Editor’s Note: The authors acknowledge Bill Grieser in Oklahoma City for providing some of the information contained in this article.

TRAVIS VULGAMORE is Mid-Continent engineering manager for Pinnacle Technologies in Oklahoma City. He directs projects combining hydraulic fracture diagnostics, fracture engineering and modeling, and fracture mapping to optimize hydraulic fracturing and field development. Prior to joining Pinnacle, Vulgamore worked for Halliburton Energy Services, Duke Energy and Smith International. He holds a B.S. in natural gas engineering from Texas A&I University.

STEVE WOLHART is Texas/Mid-Continent region manager for Pinnacle Technologies Inc. in Houston. His group directs projects combining hydraulic fracture diagnostics, fracture engineering and modeling, and reservoir engineering to optimize hydraulic fracturing and field development. Wolhart has 20 years of industry experience, and prior to joining Pinnacle, he worked for GRI and Exxon. He was a Society of Petroleum Engineers distinguished lecturer for 2001-02 on restimulation through hydraulic fracturing.

MIKE MAYERHOFER is the applied diagnostics engineering manager at Pinnacle Technologies in Houston. His responsibilities include the application of tiltmeter and microseismic hydraulic fracture mapping results for optimizing fracture completion, well placement and infill drilling strategies, designing and evaluating hydraulic fracturing treatments, reservoir engineering, and integrated field studies. Prior to joining Pinnacle Technologies in 1997, Mayerhofer worked for Union Pacific Resources. He holds a Ph.D. in petroleum engineering from Mining University Leoben in Austria.

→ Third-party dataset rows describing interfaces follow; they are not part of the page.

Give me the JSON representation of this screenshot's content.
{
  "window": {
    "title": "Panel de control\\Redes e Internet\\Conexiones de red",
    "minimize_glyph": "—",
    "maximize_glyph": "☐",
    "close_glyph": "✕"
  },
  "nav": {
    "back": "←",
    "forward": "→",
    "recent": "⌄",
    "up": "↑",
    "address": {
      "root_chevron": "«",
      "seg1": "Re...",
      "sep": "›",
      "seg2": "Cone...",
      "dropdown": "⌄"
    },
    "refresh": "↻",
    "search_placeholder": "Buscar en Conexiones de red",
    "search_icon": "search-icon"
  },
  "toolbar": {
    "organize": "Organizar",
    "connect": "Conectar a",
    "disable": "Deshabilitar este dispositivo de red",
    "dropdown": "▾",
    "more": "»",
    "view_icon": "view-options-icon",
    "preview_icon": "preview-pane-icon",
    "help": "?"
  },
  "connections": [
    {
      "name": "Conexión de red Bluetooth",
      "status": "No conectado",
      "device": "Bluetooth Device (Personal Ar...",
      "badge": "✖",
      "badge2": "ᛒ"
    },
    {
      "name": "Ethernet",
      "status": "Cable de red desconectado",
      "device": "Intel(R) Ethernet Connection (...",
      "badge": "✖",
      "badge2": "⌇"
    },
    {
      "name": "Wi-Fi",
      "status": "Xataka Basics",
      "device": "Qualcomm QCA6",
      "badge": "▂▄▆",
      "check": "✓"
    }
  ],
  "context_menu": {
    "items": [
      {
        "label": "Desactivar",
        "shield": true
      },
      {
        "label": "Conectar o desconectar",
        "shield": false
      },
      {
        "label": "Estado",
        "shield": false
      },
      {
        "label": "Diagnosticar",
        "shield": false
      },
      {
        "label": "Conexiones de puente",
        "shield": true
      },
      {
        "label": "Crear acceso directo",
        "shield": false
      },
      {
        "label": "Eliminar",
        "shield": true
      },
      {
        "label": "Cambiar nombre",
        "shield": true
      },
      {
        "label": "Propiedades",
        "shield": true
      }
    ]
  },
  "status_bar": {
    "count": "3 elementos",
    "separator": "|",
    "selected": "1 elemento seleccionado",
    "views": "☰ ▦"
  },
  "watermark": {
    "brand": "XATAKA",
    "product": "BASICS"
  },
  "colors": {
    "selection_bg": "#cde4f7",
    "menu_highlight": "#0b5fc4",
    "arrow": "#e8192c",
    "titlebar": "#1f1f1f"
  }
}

TIM CLAWSON is a senior operations engineer for Antero Resources Corp. in Denver. He has 27 years of unconventional gas experience in basins in the United States, Australia, Canada, China and India. He holds a B.S. in geoscience from Indiana University of Pennsylvania as well as a B.S. in petroleum engineering from the University of Oklahoma.

CHARLES POPE is drilling and completions manager at GMX Resources in Oklahoma City. He is responsible for drilling and completion operations in East Texas. Prior to joining GMX Resources, Pope served as the Mid-Continent engineering manager at Pinnacle Technologies, and prior to that, he was employed at XTO Energy and Sun E&P. He holds a B.S. in petroleum engineering from the University of Oklahoma.

For other great articles about exploration, drilling, completions and production, subscribe to The American Oil & Gas Reporter.